Every few years a movie comes along that manages to quickly catches fire as a cult classic and Brendan Steere’s “The Velocipastor” has done just that since its introduction in 2017. The bizarre horror action flick is still being talked about online and on social media, and it promises to be buzzed about for years along with “Birdemic” and “The Room.” If you have an appetite for “The Velocipastor” here are five other weird Dinosaur movies you have to see.
From the late 1920s to the mid-1930s, Bobby Clark and Paul McCullough turned out a series of wild, bawdy and often surreal short comedies. Today, the team is mostly unknown to the average movie lover because many of their films are lost and the surviving films are rarely revived. Film historian and podcaster Geno Cuddy considers the Clark & McCullough legacy and advocates for a new appreciation of their surviving work in this episode of “The Online Movie Show.”

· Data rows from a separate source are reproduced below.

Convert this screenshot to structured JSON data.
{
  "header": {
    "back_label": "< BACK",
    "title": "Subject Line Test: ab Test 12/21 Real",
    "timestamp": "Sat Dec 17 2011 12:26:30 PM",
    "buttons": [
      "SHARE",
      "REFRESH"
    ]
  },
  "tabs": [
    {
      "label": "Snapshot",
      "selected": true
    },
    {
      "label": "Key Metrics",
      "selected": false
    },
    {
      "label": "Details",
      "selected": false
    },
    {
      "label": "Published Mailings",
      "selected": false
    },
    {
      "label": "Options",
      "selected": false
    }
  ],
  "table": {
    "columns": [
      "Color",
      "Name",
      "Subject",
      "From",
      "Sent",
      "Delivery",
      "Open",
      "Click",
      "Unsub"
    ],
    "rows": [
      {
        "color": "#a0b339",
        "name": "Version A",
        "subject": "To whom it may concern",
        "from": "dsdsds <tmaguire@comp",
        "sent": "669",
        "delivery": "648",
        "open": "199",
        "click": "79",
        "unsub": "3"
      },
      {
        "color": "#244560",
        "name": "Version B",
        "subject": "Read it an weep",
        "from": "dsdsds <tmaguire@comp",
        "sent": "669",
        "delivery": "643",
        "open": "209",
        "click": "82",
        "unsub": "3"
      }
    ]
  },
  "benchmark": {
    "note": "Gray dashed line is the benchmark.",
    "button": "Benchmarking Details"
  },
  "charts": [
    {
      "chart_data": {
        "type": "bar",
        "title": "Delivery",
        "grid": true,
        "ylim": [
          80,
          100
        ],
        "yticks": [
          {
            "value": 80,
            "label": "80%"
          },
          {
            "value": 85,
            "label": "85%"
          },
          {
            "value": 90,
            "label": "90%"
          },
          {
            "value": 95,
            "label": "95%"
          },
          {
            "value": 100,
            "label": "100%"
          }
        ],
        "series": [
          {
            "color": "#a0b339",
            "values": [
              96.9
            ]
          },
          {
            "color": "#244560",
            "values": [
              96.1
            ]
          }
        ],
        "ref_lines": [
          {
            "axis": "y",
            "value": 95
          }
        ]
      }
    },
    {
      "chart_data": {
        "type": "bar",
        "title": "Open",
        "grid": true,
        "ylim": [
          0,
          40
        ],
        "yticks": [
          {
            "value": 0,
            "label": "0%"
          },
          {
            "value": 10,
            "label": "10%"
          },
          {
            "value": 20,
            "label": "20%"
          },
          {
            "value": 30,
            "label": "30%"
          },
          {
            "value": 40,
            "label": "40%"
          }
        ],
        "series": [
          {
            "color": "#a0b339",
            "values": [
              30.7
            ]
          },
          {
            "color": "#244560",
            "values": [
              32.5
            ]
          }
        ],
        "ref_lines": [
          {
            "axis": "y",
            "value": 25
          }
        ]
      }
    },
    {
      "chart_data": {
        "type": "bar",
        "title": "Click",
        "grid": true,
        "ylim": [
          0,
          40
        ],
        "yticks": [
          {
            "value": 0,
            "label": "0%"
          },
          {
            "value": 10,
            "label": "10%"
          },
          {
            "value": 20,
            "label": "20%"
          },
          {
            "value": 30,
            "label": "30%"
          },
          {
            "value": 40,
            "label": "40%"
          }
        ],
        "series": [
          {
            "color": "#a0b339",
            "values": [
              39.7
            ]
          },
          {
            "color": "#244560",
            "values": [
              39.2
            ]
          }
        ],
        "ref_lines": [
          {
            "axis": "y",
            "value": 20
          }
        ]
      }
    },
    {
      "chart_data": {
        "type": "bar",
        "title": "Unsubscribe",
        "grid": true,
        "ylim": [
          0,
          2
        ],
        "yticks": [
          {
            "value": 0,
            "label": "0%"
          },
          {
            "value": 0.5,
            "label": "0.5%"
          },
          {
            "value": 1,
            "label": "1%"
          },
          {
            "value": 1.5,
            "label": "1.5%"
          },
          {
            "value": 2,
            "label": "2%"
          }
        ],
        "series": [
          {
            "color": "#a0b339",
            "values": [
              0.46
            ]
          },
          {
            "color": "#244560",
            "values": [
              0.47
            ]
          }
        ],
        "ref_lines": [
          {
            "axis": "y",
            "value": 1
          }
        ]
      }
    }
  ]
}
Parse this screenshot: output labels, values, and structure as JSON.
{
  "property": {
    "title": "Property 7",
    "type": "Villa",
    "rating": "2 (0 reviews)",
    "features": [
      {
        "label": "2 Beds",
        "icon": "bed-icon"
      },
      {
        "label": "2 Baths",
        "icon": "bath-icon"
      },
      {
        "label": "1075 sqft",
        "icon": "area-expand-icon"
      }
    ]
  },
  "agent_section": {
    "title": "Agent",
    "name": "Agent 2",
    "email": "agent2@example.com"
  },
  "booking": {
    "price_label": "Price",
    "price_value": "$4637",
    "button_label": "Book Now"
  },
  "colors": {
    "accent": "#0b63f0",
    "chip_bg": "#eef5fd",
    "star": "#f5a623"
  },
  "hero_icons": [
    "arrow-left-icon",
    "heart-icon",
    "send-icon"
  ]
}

Earl Bellamy’s “Munster Go Home!” has become one of the most incidentally influential horror comedies of all time. One of the banner pop cult movies of the decade, “Munster, Go Home!” is the extension of the cult TV show that takes them out of their giant mansion, and brings them in to the wide open world. As we’ve seen with the series, the world isn’t too keen on their way of life, either. But they make it work with charm, and a classic sixties drag race. Continue reading
The problem with big screen adaptations of big television shows is that the commercials can sometimes save a tanking episode. Commercials can break the monotony and sometimes give the audience a chance to regroup. While “Impractical Jokers: The Movie” can benefit from an ad break or two, struggling to keep the energy well in to the hour mark, it’s a very good extension of the hit TV show.
Even if it’s niche cinematic affair for the fans like me that watch the series religiously.
A couple looking to get their first house walks into a real estate office with an over-eager agent who wants to bring them to the perfect house, in the perfect neighborhood, at the perfect price, to raise the perfect family. Getting to the house is only the start of something bizarre and surreal where they learn a lot and go a little mad.
Everyone loves the small screen Lucille Ball, but the zany redhead’s long career in films is often overshadowed by her TV celebrity. On this episode of “The Online Movie Show,” actor-writer-comic Kevin Dolan returns to consider Lucille Ball’s film work and the versatility she brought to her cinematic roles.
I love “April Fool’s Day,” and I say that as someone that originally hated it. It took years for me to come around on it, mainly because in a decade where we got nothing but slasher movies, we were given one. But we also weren’t given one, either. In either case, if you’re going in to “April Fool’s Day,” it embraces its inherent silliness and mounts tension to be a pretty good statement about the slasher sub-genre while also having a good old time with the audience. It’s become a favorite of the sub-genre, and indicates a point where studios were beginning to satirize the tropes of the sub-genre.
As mid-life takes them into its arms, two friends are over being mistreated at the restaurant where they work by a boss who cuts every corner possible. When the opportunity arises, they both follow a dream they’ve had and make a very important career move with a closed bowling alley in their small town.